“We need to be a little more vocal, because we have a lot to be vocal about here in Nova Scotia,” says Jason about his desire to see the culinary community grow. He has his own vested interest in place and spends a lot of time trying to promote the talent in this region. I’ve witnessed this at Devour! He certainly has the respect of his peers across Canada.
Beatrice feels like the restaurant is an extension of her home; she prides herself on delivering a level of service that is unpretentious and engages every table in conversation. They’ve been striving to strike a balance between a family of three boys at home and their business, and were only just married in Newfoundland this past summer during a hurricane.
There’s a clear division between the kitchen and the front of house at Le Caveau. One thing that strikes me as funny, and that reinforces this division, is that the only direct communication between the kitchen and the front of house staff during service is via telephone and a classic dumbwaiter. When the pergola patio gets rolling in the summer months, Beatrice often finds the servers fraternizing with the kitchen staff because they’re just not used to being in such close proximity.
The restaurant opens its doors the first weekend of May and runs to the end of October, and it also hosts special events like weddings and the increasingly popular Icewine Festival (picture après-ski in Switzerland). A team of seven service staff returned to the front of the house this year because, honestly, who wouldn’t want to work alongside Beatrice? The menu will shift with the seasons three times during this period. A little sneak preview of the kinds of dishes you can expect: roasted beet and Ran-Cher Acres goat cheese salad with pumpkin seeds and apple vinaigrette; cavatelli pasta with mitake mushrooms, leeks and pecorino; and, one I had the pleasure of tasting recently at another event that we worked on together, torchon of local rabbit with fennel salad, potato gnocchi, dried ricotta and rabbit jus.
Recognizing that it’s not easy to run a family business, it’s remarkable to watch them lead in this space. They extoll the virtues of this beautiful place, transforming a piece of history into a part of the future for generations to come—and always with the big picture in mind.

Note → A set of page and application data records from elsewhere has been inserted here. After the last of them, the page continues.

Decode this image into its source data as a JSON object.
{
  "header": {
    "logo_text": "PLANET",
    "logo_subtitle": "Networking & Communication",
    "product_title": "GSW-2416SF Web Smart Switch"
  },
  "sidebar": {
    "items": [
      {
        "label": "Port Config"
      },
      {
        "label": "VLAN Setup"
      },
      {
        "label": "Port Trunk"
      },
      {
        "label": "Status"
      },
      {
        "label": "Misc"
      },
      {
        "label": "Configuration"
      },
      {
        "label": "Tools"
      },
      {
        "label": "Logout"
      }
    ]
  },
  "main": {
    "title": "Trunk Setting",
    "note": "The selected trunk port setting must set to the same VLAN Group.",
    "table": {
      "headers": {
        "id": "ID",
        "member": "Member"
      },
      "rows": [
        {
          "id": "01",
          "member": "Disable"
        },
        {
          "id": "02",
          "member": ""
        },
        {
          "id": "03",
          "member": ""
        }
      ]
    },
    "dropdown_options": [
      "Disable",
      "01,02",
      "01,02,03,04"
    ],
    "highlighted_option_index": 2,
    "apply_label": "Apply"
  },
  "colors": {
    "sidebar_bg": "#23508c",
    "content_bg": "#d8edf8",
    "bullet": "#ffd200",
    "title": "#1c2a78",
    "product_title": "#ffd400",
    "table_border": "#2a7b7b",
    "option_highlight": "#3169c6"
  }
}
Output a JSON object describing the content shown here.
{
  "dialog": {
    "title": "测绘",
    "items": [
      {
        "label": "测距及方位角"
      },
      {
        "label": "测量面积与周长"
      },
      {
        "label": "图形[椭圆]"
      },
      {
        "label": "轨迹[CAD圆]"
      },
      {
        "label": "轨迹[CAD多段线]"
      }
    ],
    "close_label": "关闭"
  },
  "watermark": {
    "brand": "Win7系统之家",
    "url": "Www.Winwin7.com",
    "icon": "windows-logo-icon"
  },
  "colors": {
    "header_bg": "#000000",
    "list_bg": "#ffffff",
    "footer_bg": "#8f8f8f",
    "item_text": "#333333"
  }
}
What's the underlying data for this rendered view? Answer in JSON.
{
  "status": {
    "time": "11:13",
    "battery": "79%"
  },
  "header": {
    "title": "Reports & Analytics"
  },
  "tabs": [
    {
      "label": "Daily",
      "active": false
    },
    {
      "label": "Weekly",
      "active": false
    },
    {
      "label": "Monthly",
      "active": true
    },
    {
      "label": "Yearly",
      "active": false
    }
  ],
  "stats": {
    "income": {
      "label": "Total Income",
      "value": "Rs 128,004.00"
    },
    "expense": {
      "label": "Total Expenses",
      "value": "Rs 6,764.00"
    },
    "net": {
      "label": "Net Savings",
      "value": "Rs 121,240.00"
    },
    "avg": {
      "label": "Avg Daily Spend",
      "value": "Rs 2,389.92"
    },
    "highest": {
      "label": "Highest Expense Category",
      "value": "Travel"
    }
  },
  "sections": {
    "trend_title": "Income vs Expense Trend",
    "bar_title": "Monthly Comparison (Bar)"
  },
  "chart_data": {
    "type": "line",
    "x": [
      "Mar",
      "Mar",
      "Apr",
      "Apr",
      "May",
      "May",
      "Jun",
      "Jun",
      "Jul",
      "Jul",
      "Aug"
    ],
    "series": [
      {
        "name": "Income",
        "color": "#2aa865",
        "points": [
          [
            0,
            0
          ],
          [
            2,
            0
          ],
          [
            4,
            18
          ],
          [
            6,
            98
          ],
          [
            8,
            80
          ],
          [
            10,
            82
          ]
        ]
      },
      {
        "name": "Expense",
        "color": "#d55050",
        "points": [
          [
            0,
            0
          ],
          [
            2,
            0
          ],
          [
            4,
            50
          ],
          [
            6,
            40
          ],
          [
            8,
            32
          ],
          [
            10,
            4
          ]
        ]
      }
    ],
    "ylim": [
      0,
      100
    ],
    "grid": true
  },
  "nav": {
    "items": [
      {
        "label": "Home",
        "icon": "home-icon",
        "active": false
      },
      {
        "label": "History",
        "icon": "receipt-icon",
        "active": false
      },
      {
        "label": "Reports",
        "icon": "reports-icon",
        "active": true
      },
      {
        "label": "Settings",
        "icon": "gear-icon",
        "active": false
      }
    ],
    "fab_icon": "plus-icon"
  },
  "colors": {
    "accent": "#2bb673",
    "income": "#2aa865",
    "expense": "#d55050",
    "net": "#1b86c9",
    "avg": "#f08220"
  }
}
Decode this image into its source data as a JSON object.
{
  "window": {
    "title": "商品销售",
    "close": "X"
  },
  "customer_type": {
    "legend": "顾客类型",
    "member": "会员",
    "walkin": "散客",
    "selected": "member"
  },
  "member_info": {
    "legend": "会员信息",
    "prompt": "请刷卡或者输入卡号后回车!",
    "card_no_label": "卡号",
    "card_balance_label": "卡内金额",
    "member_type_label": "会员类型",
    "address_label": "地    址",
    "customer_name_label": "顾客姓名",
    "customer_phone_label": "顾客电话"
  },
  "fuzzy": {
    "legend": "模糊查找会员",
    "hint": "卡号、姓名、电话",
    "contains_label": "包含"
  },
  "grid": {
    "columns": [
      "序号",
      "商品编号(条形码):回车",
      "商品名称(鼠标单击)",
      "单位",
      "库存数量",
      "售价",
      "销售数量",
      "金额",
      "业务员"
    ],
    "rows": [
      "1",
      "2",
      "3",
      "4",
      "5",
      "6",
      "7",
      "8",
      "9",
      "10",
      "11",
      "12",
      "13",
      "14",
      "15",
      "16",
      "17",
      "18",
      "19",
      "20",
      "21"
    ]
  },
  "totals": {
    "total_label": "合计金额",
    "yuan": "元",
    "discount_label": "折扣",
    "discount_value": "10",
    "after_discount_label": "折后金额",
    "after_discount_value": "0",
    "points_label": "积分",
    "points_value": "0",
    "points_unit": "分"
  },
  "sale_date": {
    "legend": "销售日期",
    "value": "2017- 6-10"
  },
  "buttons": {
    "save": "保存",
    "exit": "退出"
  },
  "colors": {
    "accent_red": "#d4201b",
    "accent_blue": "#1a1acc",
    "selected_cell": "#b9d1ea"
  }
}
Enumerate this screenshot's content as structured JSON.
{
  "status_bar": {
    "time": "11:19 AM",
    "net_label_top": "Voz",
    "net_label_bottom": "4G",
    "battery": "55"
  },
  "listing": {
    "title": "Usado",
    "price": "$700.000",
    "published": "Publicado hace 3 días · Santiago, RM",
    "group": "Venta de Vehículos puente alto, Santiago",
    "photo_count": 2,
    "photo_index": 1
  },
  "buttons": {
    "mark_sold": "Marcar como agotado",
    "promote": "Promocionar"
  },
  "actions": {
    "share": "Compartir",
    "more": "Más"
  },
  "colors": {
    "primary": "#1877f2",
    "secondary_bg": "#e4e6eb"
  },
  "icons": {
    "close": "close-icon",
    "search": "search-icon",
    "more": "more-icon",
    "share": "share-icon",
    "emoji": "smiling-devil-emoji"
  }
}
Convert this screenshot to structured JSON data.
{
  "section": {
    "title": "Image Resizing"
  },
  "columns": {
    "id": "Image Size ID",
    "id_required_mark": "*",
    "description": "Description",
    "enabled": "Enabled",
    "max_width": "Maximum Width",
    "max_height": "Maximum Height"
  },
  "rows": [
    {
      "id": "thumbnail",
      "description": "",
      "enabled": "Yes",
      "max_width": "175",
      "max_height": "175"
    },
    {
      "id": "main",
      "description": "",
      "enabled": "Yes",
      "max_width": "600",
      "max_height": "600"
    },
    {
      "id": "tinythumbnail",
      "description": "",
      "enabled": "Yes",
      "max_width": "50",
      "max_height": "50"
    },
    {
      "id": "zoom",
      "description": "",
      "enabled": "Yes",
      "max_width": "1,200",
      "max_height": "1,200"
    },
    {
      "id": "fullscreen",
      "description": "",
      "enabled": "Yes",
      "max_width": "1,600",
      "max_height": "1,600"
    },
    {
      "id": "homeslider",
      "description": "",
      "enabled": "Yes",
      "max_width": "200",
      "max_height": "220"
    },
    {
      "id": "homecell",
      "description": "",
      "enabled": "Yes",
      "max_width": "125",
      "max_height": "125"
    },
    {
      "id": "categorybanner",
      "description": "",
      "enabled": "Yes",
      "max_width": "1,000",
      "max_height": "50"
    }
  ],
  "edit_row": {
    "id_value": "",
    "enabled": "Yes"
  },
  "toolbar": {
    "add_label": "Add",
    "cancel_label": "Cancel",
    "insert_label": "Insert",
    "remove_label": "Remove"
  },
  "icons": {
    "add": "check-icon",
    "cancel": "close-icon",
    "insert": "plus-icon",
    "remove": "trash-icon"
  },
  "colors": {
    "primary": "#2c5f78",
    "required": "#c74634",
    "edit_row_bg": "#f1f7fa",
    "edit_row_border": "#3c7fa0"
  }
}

This is about local prosperity and how seemingly small steps will bring this whole region and industry to the next level. They’ve set the bar high.